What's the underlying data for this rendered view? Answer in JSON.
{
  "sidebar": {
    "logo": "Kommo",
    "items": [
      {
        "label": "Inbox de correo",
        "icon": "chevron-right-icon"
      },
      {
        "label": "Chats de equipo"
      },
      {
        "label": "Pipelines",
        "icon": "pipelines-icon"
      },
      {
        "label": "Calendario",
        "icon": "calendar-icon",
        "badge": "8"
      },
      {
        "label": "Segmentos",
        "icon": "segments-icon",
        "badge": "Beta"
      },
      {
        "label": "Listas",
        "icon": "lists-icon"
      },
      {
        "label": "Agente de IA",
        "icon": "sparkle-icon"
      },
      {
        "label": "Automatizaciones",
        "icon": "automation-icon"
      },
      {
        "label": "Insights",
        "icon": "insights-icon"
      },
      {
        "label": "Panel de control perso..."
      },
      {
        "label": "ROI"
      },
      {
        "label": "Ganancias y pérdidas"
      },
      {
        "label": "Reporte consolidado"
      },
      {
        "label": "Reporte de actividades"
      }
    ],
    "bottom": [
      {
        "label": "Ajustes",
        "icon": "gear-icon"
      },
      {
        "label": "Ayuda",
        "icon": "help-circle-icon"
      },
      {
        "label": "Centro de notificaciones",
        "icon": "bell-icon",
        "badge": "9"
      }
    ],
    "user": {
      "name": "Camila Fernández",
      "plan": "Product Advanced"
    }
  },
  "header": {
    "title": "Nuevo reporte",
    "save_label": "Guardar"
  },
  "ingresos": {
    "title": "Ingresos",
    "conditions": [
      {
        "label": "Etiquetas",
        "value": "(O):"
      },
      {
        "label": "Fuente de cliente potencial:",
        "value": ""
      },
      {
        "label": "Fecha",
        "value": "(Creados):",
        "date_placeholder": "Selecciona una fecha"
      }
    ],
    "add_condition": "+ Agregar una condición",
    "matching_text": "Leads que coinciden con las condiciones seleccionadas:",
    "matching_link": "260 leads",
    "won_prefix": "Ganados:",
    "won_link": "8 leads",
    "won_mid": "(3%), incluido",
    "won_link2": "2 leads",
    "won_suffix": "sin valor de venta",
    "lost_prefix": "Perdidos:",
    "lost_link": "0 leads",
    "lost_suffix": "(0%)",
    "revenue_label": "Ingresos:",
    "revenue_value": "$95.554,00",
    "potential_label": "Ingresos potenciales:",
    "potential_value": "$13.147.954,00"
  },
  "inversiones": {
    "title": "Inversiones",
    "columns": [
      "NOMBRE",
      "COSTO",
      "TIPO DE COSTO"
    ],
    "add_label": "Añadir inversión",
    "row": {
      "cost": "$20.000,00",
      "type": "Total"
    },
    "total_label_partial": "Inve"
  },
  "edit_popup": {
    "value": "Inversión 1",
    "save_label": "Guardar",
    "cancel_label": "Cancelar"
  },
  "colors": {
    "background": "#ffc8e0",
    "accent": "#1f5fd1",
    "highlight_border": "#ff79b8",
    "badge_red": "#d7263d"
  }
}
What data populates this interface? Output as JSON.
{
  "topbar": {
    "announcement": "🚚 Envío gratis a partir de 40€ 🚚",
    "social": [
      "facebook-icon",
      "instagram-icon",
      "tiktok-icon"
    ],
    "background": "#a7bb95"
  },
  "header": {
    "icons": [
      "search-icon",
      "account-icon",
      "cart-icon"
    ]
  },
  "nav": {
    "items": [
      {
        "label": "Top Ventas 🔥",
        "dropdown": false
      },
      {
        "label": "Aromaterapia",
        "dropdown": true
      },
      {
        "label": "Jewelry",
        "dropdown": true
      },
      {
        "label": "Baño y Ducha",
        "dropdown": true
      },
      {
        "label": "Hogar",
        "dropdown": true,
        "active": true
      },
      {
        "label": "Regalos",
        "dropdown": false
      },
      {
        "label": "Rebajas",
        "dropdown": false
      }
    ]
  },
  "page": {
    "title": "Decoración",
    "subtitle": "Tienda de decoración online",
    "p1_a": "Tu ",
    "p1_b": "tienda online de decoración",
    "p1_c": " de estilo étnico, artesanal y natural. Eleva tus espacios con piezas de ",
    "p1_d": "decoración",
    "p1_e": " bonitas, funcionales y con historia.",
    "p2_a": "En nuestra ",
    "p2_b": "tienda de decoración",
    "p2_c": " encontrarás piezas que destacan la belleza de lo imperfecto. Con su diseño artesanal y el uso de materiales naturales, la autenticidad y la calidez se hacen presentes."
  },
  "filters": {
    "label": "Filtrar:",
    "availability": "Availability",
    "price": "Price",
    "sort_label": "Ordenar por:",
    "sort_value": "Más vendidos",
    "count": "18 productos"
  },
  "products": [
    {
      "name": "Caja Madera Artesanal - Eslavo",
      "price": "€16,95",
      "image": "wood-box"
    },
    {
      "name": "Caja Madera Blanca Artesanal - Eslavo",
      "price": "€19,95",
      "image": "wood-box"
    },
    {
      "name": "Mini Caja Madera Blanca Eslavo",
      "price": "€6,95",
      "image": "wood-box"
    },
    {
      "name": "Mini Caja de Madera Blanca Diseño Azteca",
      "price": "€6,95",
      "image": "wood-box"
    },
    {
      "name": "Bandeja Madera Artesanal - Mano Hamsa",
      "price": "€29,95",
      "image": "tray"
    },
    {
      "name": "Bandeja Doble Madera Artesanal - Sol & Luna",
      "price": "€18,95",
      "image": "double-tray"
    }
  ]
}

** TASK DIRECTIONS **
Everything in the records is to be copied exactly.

** RESPONSE **
What's the underlying data for this rendered view? Answer in JSON.
{
  "sidebar": {
    "logo": "Kommo",
    "items": [
      {
        "label": "Inbox de correo",
        "icon": "chevron-right-icon"
      },
      {
        "label": "Chats de equipo"
      },
      {
        "label": "Pipelines",
        "icon": "pipelines-icon"
      },
      {
        "label": "Calendario",
        "icon": "calendar-icon",
        "badge": "8"
      },
      {
        "label": "Segmentos",
        "icon": "segments-icon",
        "badge": "Beta"
      },
      {
        "label": "Listas",
        "icon": "lists-icon"
      },
      {
        "label": "Agente de IA",
        "icon": "sparkle-icon"
      },
      {
        "label": "Automatizaciones",
        "icon": "automation-icon"
      },
      {
        "label": "Insights",
        "icon": "insights-icon"
      },
      {
        "label": "Panel de control perso..."
      },
      {
        "label": "ROI"
      },
      {
        "label": "Ganancias y pérdidas"
      },
      {
        "label": "Reporte consolidado"
      },
      {
        "label": "Reporte de actividades"
      }
    ],
    "bottom": [
      {
        "label": "Ajustes",
        "icon": "gear-icon"
      },
      {
        "label": "Ayuda",
        "icon": "help-circle-icon"
      },
      {
        "label": "Centro de notificaciones",
        "icon": "bell-icon",
        "badge": "9"
      }
    ],
    "user": {
      "name": "Camila Fernández",
      "plan": "Product Advanced"
    }
  },
  "header": {
    "title": "Nuevo reporte",
    "save_label": "Guardar"
  },
  "ingresos": {
    "title": "Ingresos",
    "conditions": [
      {
        "label": "Etiquetas",
        "value": "(O):"
      },
      {
        "label": "Fuente de cliente potencial:",
        "value": ""
      },
      {
        "label": "Fecha",
        "value": "(Creados):",
        "date_placeholder": "Selecciona una fecha"
      }
    ],
    "add_condition": "+ Agregar una condición",
    "matching_text": "Leads que coinciden con las condiciones seleccionadas:",
    "matching_link": "260 leads",
    "won_prefix": "Ganados:",
    "won_link": "8 leads",
    "won_mid": "(3%), incluido",
    "won_link2": "2 leads",
    "won_suffix": "sin valor de venta",
    "lost_prefix": "Perdidos:",
    "lost_link": "0 leads",
    "lost_suffix": "(0%)",
    "revenue_label": "Ingresos:",
    "revenue_value": "$95.554,00",
    "potential_label": "Ingresos potenciales:",
    "potential_value": "$13.147.954,00"
  },
  "inversiones": {
    "title": "Inversiones",
    "columns": [
      "NOMBRE",
      "COSTO",
      "TIPO DE COSTO"
    ],
    "add_label": "Añadir inversión",
    "row": {
      "cost": "$20.000,00",
      "type": "Total"
    },
    "total_label_partial": "Inve"
  },
  "edit_popup": {
    "value": "Inversión 1",
    "save_label": "Guardar",
    "cancel_label": "Cancelar"
  },
  "colors": {
    "background": "#ffc8e0",
    "accent": "#1f5fd1",
    "highlight_border": "#ff79b8",
    "badge_red": "#d7263d"
  }
}
What data populates this interface? Output as JSON.
{
  "topbar": {
    "announcement": "🚚 Envío gratis a partir de 40€ 🚚",
    "social": [
      "facebook-icon",
      "instagram-icon",
      "tiktok-icon"
    ],
    "background": "#a7bb95"
  },
  "header": {
    "icons": [
      "search-icon",
      "account-icon",
      "cart-icon"
    ]
  },
  "nav": {
    "items": [
      {
        "label": "Top Ventas 🔥",
        "dropdown": false
      },
      {
        "label": "Aromaterapia",
        "dropdown": true
      },
      {
        "label": "Jewelry",
        "dropdown": true
      },
      {
        "label": "Baño y Ducha",
        "dropdown": true
      },
      {
        "label": "Hogar",
        "dropdown": true,
        "active": true
      },
      {
        "label": "Regalos",
        "dropdown": false
      },
      {
        "label": "Rebajas",
        "dropdown": false
      }
    ]
  },
  "page": {
    "title": "Decoración",
    "subtitle": "Tienda de decoración online",
    "p1_a": "Tu ",
    "p1_b": "tienda online de decoración",
    "p1_c": " de estilo étnico, artesanal y natural. Eleva tus espacios con piezas de ",
    "p1_d": "decoración",
    "p1_e": " bonitas, funcionales y con historia.",
    "p2_a": "En nuestra ",
    "p2_b": "tienda de decoración",
    "p2_c": " encontrarás piezas que destacan la belleza de lo imperfecto. Con su diseño artesanal y el uso de materiales naturales, la autenticidad y la calidez se hacen presentes."
  },
  "filters": {
    "label": "Filtrar:",
    "availability": "Availability",
    "price": "Price",
    "sort_label": "Ordenar por:",
    "sort_value": "Más vendidos",
    "count": "18 productos"
  },
  "products": [
    {
      "name": "Caja Madera Artesanal - Eslavo",
      "price": "€16,95",
      "image": "wood-box"
    },
    {
      "name": "Caja Madera Blanca Artesanal - Eslavo",
      "price": "€19,95",
      "image": "wood-box"
    },
    {
      "name": "Mini Caja Madera Blanca Eslavo",
      "price": "€6,95",
      "image": "wood-box"
    },
    {
      "name": "Mini Caja de Madera Blanca Diseño Azteca",
      "price": "€6,95",
      "image": "wood-box"
    },
    {
      "name": "Bandeja Madera Artesanal - Mano Hamsa",
      "price": "€29,95",
      "image": "tray"
    },
    {
      "name": "Bandeja Doble Madera Artesanal - Sol & Luna",
      "price": "€18,95",
      "image": "double-tray"
    }
  ]
}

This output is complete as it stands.